The germs for this course lie in a 1962 book by J. R. Platt entitled The Excitement of Science and a 1964 paper in Science on "Strong Inference" in which he espouses:
  1. devoting "a half hour or an hour to analytical thinking every day"
  2. "exhorting to self-analysis and self-improvement"
  3. keeping a bound notebook in which to record one's efforts

Art Winfree developed Platt's ideas into a course entitled "The Art of Scientific Discovery". Art felt strongly that scientific problem solving can be trained through practice at puzzle solving, followed by introspection about the struggles that went into the solution of the puzzles. In addition, Art realized that students learn by observation – of famous scientists as well as of each other. For this, "inspirational readings" and group discussions of problem solving efforts are essential parts of a course. Art's
New York Times obituary on Nov 22, 2002 mentioned the course: "In recent years, his best-known class at Arizona was the Art of Scientific Discovery, an effort to teach students to think creatively. Hard problems, Dr. Winfree said in the syllabus, are ''the equivalent of barbells for lifting.''"
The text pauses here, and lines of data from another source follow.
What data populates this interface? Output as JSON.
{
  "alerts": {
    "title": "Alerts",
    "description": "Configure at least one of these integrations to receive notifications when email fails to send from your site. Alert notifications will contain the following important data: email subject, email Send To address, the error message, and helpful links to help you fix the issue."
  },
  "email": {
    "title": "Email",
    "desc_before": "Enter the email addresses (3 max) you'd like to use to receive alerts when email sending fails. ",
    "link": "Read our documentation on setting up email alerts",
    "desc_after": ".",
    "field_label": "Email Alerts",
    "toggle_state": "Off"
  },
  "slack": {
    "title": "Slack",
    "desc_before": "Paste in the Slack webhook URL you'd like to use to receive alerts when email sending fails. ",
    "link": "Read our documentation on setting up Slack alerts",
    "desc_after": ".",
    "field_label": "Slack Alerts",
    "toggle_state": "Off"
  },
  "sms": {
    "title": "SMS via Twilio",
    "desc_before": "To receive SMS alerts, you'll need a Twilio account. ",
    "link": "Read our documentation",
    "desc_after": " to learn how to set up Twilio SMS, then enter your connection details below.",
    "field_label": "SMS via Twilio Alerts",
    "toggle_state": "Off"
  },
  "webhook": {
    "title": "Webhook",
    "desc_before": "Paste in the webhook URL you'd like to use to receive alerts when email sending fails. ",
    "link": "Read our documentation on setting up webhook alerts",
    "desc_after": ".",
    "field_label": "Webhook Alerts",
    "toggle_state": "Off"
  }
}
My contribution, besides carrying on the effort following Art's untimely death, has been in integrating the topics into a progressive method, adding new material (e.g., that on self delusions), and working towards the creation of new formats to extend the reach of the method. I was Art's former student and guinea pig for early incarnations of the course content during the mid 1970s, and I substitute taught in Art's course. I also love problem solving and helping others to find their own ways with problem solving.